A hearty thanks to all of the CIOs-turned-consultants who posted in response to this column. James Huguelet, president of the Huguelet Group, offered a useful list of questions any CIO ought to ask before making the move:
Will I be as comfortable taking directions and accepting decisions as I was giving directions and making decisions?
Will I be fulfilled operating at a lower level of responsibility and involvement than when I was a CIO?
Will I enjoy rolling up my sleeves and being a “doer” (creating deliverables like documents), when I was always a “leader” (deciding what deliverables were needed)?
If you can answer “yes” to these questions and those posted in the column, you may well enjoy a successful turn as a consultant. But that still begs the question: Is there a career benefit to consulting?

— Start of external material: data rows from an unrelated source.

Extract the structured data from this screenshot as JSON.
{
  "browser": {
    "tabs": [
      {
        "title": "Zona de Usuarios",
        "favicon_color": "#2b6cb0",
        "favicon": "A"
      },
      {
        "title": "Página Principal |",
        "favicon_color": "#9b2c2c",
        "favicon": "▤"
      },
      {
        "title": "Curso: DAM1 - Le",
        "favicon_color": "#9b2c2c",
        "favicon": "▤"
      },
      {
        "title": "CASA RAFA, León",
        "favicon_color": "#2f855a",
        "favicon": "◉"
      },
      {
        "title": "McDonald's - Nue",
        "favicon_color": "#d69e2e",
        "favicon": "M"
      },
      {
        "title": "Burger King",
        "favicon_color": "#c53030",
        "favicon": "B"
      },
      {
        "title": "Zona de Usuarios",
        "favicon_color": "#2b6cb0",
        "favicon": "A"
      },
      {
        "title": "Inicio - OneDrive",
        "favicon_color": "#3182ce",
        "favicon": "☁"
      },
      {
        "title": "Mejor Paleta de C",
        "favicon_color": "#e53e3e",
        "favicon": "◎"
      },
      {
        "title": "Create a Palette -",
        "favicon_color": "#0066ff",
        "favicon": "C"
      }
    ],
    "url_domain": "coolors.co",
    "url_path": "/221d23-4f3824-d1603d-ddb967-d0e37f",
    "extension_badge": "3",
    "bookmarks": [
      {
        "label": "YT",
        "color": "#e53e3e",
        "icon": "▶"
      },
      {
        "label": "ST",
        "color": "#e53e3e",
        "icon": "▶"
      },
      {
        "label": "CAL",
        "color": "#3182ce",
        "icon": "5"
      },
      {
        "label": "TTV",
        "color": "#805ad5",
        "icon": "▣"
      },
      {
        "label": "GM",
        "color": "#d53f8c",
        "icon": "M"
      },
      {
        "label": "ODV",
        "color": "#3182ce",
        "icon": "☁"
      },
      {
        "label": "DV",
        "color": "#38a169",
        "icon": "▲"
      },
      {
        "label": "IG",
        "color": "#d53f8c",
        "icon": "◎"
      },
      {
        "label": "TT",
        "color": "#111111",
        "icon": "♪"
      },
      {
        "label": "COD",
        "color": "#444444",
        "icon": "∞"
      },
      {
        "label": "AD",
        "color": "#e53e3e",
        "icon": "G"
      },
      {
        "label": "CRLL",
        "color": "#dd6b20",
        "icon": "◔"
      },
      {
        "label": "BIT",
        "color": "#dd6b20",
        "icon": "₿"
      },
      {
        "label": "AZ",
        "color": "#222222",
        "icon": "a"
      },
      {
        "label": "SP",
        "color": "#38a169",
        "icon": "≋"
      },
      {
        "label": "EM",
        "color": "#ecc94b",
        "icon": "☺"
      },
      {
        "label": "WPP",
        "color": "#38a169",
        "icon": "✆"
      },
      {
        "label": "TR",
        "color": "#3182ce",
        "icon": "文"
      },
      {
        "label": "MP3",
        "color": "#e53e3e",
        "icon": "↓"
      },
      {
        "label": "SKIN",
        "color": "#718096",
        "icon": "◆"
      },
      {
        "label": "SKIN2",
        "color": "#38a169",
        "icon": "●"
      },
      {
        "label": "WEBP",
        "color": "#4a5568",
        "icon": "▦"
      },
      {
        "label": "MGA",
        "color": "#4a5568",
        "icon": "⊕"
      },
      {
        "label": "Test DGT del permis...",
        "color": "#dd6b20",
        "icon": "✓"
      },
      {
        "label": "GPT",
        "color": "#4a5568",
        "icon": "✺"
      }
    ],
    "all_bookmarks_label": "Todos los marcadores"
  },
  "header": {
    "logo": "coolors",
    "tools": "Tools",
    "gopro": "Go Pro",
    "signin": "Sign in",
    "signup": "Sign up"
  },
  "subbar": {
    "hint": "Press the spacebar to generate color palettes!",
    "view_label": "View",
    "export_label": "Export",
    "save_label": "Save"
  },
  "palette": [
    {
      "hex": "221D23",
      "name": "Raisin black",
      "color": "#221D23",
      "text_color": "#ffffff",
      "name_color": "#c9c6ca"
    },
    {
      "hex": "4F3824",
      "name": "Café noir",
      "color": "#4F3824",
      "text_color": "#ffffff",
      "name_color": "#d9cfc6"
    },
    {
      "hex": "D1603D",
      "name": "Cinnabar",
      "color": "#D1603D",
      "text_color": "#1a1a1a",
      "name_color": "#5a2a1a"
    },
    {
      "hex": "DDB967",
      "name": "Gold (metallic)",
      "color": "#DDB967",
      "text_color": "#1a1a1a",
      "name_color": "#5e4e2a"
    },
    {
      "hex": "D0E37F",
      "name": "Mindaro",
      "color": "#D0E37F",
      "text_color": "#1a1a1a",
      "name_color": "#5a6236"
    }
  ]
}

Like the response to most good questions, the answer is: “It depends.” If what you seek long term in your career is a new senior-level executive position where you are effective, challenged, fulfilled and successful, consulting can be a powerful transitional move. But if you do not treat it strategically, consulting may not help you achieve this goal.
Let’s say you know that you want to be the CIO of a consumer packaged-goods company. Make a list of target companies, then join a consultancy that will expose you to senior executives at these businesses. When you have secured a consulting engagement with one of your targets, build up your internal contacts. Once you have built solid relationships, you will be privy to executive-level changes and decision-making processes, which will help as you pursue employment. Plus, as a valued consultant, you will have the credibility to set you apart from other candidates.
If you treat your time in consulting strategically, you will emerge with skills, experiences and contacts that are finely tuned to your next executive position. But if you don’t, all you’ll have to show for it is a big stack of frequent flier miles.